ASSIGNMENT: Lines holding the string "data" are the ones to copy from this listing.
── MATERIALS PROVIDED
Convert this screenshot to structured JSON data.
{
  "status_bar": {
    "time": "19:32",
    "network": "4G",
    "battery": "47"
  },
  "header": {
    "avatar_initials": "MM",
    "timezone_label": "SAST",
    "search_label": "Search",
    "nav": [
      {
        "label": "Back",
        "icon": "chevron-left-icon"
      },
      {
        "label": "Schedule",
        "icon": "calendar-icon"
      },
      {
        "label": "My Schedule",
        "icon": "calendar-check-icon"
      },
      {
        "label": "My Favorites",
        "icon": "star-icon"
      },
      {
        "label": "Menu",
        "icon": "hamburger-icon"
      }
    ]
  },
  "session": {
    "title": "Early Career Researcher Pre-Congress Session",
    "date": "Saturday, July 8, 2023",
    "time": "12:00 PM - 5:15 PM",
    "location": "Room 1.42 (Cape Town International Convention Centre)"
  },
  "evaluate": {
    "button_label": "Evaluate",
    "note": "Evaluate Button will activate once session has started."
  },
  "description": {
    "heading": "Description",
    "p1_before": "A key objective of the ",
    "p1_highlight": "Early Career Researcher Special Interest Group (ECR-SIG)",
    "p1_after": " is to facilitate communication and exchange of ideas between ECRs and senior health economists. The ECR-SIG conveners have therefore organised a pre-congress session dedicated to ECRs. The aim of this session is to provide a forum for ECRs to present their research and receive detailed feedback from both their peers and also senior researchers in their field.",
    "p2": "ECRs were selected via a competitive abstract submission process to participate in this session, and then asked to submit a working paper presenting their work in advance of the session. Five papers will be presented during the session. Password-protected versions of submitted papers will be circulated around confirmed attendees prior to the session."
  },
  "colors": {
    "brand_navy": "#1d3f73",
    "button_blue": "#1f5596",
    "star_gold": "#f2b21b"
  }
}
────
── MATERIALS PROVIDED
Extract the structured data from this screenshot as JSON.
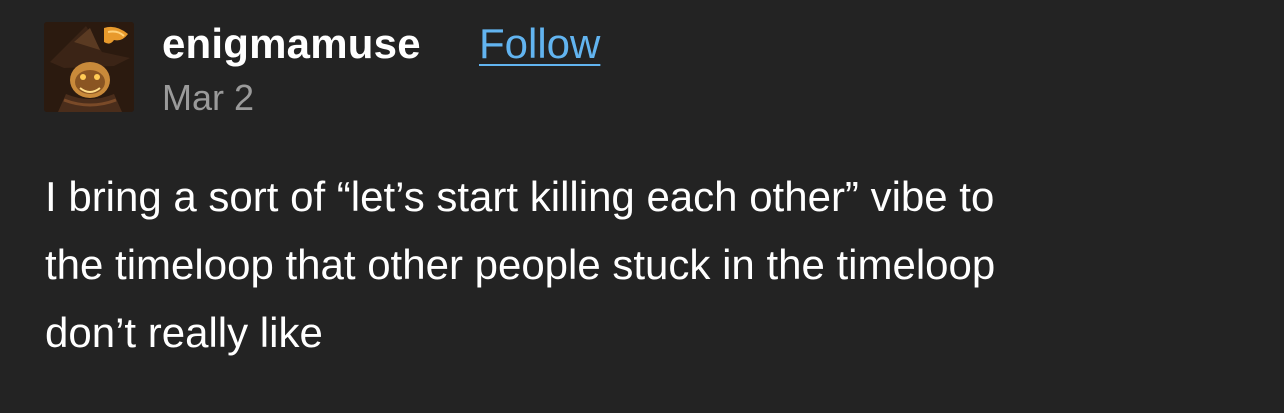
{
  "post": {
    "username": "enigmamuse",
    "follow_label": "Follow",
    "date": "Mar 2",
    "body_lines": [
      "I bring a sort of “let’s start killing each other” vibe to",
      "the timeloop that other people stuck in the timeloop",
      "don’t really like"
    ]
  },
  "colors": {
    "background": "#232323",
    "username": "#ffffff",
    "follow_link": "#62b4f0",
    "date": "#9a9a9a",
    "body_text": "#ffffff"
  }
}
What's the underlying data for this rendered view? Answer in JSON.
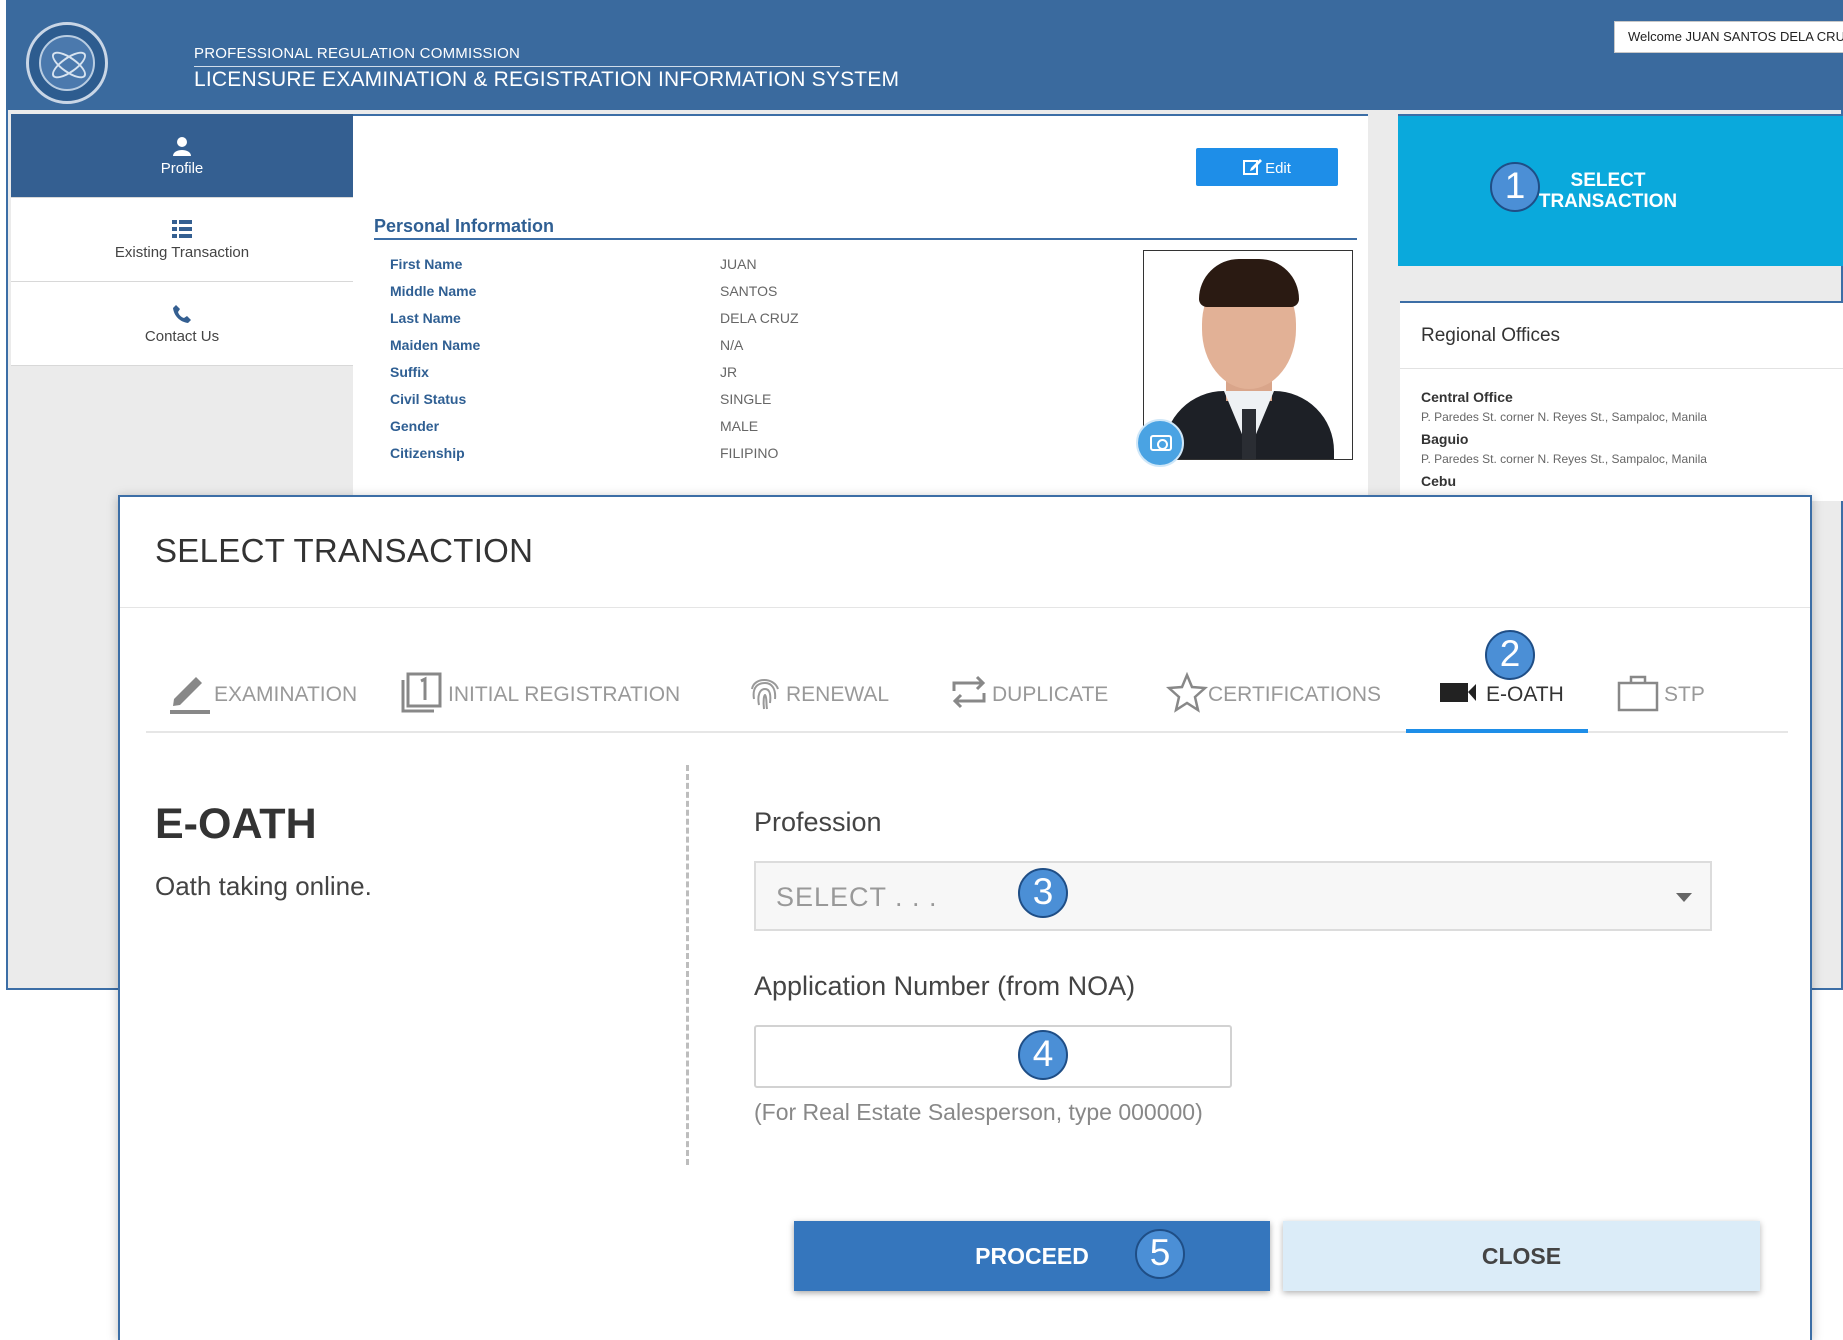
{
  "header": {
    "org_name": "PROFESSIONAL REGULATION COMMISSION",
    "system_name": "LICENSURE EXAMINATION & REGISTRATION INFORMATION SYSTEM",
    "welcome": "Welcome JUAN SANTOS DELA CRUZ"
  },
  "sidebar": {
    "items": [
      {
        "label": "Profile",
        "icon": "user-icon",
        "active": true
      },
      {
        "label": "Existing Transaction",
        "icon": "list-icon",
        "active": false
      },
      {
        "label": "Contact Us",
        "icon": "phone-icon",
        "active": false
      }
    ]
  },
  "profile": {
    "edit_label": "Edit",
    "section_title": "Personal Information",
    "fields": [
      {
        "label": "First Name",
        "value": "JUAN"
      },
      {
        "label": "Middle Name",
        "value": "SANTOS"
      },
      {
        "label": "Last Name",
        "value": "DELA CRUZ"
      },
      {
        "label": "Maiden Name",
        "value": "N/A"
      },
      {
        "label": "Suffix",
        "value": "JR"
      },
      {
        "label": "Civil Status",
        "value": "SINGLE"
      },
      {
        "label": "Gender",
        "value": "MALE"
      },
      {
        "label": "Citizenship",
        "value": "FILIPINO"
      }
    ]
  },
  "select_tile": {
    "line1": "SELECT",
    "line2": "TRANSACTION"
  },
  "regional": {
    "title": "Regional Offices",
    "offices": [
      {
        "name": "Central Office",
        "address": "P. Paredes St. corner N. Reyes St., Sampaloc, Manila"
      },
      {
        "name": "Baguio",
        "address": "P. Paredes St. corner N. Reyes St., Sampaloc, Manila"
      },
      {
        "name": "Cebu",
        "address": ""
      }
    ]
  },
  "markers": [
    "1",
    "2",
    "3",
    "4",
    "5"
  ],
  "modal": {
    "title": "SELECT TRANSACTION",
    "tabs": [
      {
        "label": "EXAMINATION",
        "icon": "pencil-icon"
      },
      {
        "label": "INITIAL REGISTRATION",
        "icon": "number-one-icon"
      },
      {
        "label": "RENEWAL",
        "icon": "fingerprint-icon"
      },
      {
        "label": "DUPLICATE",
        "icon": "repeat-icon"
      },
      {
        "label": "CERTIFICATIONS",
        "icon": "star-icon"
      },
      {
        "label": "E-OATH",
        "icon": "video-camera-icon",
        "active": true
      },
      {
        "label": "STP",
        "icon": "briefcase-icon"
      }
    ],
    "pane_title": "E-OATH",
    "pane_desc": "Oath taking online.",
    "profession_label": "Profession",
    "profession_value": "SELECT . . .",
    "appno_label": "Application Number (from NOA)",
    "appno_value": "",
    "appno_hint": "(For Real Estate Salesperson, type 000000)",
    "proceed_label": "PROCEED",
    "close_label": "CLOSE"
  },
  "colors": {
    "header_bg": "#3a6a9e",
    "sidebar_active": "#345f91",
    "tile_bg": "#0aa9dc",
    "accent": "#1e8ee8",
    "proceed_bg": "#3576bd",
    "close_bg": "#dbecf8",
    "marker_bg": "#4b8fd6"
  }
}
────
COMPLETED TASK:
Convert this screenshot to structured JSON data.
Extract the structured data from this screenshot as JSON.
What's the underlying data for this rendered view? Answer in JSON.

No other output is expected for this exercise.